#### Task to complete
A word-for-word copy of the records that follow is needed, with every picture omitted.

[Interface dataset entries]
----

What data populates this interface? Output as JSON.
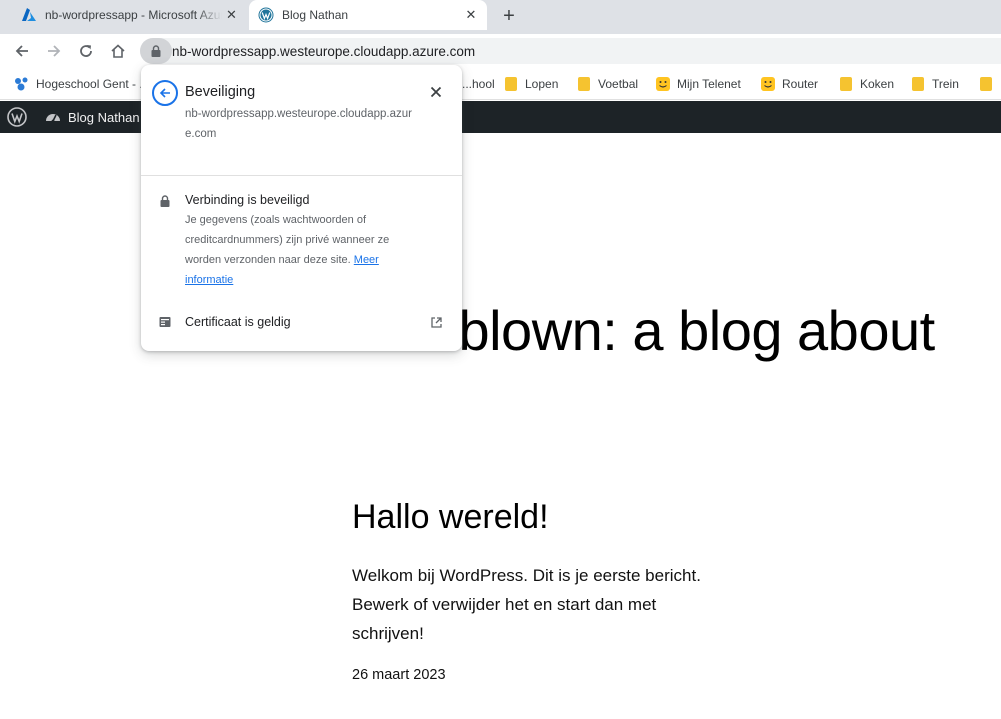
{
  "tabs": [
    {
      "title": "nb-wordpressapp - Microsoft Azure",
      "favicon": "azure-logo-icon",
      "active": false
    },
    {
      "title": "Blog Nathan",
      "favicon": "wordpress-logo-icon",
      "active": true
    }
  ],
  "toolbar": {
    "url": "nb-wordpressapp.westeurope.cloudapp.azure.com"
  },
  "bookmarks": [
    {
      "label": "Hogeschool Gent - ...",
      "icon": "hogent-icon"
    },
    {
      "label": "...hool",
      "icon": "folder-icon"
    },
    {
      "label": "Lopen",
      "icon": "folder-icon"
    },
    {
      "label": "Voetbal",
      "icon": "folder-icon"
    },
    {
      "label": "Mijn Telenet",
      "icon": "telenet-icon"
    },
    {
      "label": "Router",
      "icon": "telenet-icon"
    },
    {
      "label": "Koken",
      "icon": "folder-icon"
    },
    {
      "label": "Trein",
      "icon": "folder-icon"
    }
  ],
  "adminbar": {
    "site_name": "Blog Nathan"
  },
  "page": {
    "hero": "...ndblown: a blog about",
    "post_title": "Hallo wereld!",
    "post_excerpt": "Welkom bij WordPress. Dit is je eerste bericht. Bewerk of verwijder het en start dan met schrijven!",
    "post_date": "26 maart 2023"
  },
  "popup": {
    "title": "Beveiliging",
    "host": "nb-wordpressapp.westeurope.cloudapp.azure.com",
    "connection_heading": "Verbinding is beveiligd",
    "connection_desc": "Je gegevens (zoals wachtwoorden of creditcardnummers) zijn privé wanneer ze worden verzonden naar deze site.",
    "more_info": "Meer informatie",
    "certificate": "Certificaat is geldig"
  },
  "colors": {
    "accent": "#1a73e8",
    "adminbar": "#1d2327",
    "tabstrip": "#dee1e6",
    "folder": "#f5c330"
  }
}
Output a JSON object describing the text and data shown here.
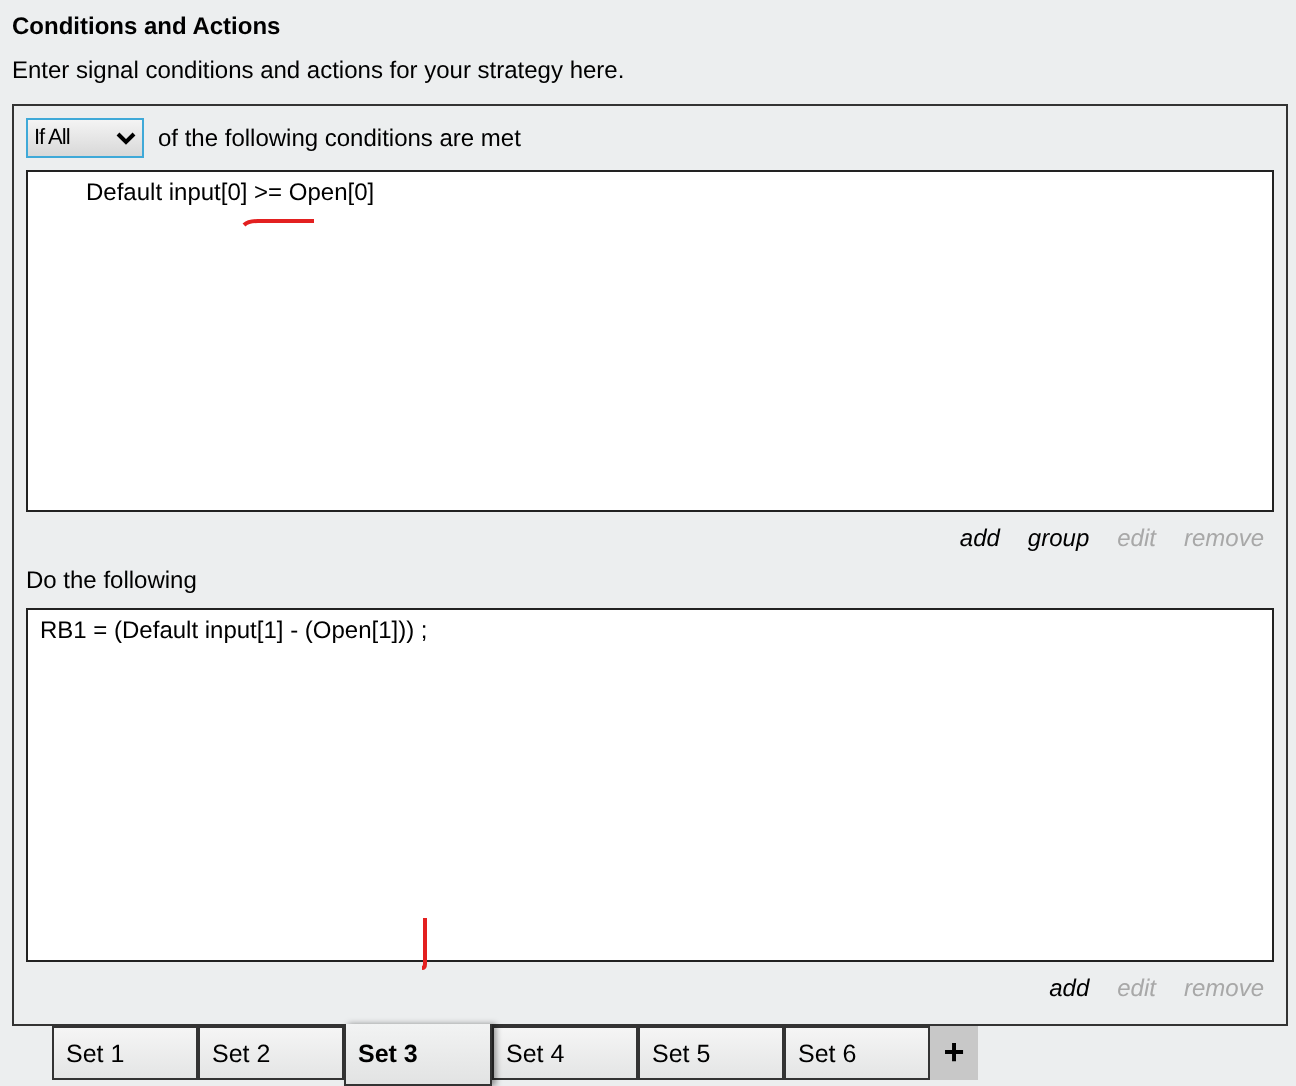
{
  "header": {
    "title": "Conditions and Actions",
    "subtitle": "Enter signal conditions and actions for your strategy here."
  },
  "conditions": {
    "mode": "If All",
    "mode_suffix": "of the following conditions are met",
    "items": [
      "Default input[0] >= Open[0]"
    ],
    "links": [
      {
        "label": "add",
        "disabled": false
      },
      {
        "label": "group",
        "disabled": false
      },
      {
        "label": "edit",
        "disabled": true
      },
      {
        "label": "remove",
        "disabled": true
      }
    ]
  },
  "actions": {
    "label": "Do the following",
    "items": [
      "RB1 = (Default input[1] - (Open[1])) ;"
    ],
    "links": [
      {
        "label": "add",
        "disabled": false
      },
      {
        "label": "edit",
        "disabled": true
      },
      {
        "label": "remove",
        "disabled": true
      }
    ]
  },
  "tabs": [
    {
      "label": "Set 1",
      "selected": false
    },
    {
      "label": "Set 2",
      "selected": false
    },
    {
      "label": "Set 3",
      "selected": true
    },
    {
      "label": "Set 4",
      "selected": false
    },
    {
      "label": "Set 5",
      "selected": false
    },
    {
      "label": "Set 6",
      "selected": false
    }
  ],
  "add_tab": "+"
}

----

#### Solution to this task
What data populates this interface? Output as JSON.
{
  "tabs": [
    {
      "title": "nb-wordpressapp - Microsoft Azure",
      "favicon": "azure-logo-icon",
      "active": false
    },
    {
      "title": "Blog Nathan",
      "favicon": "wordpress-logo-icon",
      "active": true
    }
  ],
  "toolbar": {
    "url": "nb-wordpressapp.westeurope.cloudapp.azure.com"
  },
  "bookmarks": [
    {
      "label": "Hogeschool Gent - ...",
      "icon": "hogent-icon"
    },
    {
      "label": "...hool",
      "icon": "folder-icon"
    },
    {
      "label": "Lopen",
      "icon": "folder-icon"
    },
    {
      "label": "Voetbal",
      "icon": "folder-icon"
    },
    {
      "label": "Mijn Telenet",
      "icon": "telenet-icon"
    },
    {
      "label": "Router",
      "icon": "telenet-icon"
    },
    {
      "label": "Koken",
      "icon": "folder-icon"
    },
    {
      "label": "Trein",
      "icon": "folder-icon"
    }
  ],
  "adminbar": {
    "site_name": "Blog Nathan"
  },
  "page": {
    "hero": "...ndblown: a blog about",
    "post_title": "Hallo wereld!",
    "post_excerpt": "Welkom bij WordPress. Dit is je eerste bericht. Bewerk of verwijder het en start dan met schrijven!",
    "post_date": "26 maart 2023"
  },
  "popup": {
    "title": "Beveiliging",
    "host": "nb-wordpressapp.westeurope.cloudapp.azure.com",
    "connection_heading": "Verbinding is beveiligd",
    "connection_desc": "Je gegevens (zoals wachtwoorden of creditcardnummers) zijn privé wanneer ze worden verzonden naar deze site.",
    "more_info": "Meer informatie",
    "certificate": "Certificaat is geldig"
  },
  "colors": {
    "accent": "#1a73e8",
    "adminbar": "#1d2327",
    "tabstrip": "#dee1e6",
    "folder": "#f5c330"
  }
}
Output a JSON object describing the text and data shown here.
{
  "header": {
    "title": "Conditions and Actions",
    "subtitle": "Enter signal conditions and actions for your strategy here."
  },
  "conditions": {
    "mode": "If All",
    "mode_suffix": "of the following conditions are met",
    "items": [
      "Default input[0] >= Open[0]"
    ],
    "links": [
      {
        "label": "add",
        "disabled": false
      },
      {
        "label": "group",
        "disabled": false
      },
      {
        "label": "edit",
        "disabled": true
      },
      {
        "label": "remove",
        "disabled": true
      }
    ]
  },
  "actions": {
    "label": "Do the following",
    "items": [
      "RB1 = (Default input[1] - (Open[1])) ;"
    ],
    "links": [
      {
        "label": "add",
        "disabled": false
      },
      {
        "label": "edit",
        "disabled": true
      },
      {
        "label": "remove",
        "disabled": true
      }
    ]
  },
  "tabs": [
    {
      "label": "Set 1",
      "selected": false
    },
    {
      "label": "Set 2",
      "selected": false
    },
    {
      "label": "Set 3",
      "selected": true
    },
    {
      "label": "Set 4",
      "selected": false
    },
    {
      "label": "Set 5",
      "selected": false
    },
    {
      "label": "Set 6",
      "selected": false
    }
  ],
  "add_tab": "+"
}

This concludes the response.